One thing is for sure when you go hiking in Iceland and that’s that you’ll not get far without coming to the first stream. Usually they’re little brooks, which are good to get a fresh drink from. On the other hand, they can be large rivers and you will need to wade them, in which case you should bear some things in mind:
- Rivers often have less volume earlier in the day, so organising hiking trips accordingly is not a bad idea.
- Look around for suitable locations to ford. Be aware that places that are good for crossing with jeeps are seldom good for crossing on foot.
- Look for meanders in the river which are places where there is loose gravel and sand and the current dies down as the river expands.
- Meanders are usually the best location you’ll find for fording a river though the river may be wider there.

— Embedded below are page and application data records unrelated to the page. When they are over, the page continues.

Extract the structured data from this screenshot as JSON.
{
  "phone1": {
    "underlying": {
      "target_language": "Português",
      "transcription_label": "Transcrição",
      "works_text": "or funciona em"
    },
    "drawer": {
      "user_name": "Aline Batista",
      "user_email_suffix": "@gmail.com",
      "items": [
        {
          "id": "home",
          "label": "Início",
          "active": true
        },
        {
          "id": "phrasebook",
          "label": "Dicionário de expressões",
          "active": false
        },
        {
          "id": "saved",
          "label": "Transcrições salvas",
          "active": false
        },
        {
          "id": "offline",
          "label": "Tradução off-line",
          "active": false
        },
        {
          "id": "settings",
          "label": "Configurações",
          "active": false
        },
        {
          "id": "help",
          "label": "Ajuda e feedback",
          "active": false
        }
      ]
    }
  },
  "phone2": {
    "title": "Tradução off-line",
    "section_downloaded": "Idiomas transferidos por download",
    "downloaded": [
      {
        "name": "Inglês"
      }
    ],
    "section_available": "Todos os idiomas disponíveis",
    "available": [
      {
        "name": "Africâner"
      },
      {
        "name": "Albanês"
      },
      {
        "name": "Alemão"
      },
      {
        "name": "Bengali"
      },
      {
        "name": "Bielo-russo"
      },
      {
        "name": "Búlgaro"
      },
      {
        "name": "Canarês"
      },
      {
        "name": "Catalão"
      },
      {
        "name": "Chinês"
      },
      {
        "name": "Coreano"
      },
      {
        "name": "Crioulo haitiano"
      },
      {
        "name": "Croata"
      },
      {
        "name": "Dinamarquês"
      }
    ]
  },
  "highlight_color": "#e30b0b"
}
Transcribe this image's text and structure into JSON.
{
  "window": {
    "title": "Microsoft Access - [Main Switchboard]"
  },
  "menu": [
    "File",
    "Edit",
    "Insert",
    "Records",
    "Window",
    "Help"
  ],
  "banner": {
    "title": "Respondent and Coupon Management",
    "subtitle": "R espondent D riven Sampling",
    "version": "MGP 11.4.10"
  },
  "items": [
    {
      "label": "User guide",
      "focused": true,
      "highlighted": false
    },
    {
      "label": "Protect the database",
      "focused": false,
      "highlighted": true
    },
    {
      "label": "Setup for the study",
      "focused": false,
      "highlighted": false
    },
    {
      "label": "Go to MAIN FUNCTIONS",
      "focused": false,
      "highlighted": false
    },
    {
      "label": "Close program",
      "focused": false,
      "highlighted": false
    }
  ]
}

- Preferably wade the river with two or three other people at a time by clasping arms together at the elbows.
- Loosen any straps on backpacks and be sure not to have anything tied tight that could complicate things if you or someone else might fall.
- It’s best to have special wading shoes as it is not wise to cross barefoot – this can increase the likelihood of a fall.
- Before fording, it’s smart to decide on a spot farther down the river where everyone will go to if someone might unfortunately fall.
- If you fall, roll onto your back, keep your feet in front of you and trudge to the place – or near to it – that was previously decided upon.
When planning your hiking trip get information about rivers, if they are possible to cross on foot and then what time is best and etc. Never cross a river unless you are 100% sure of how to do it and feel safe doing it.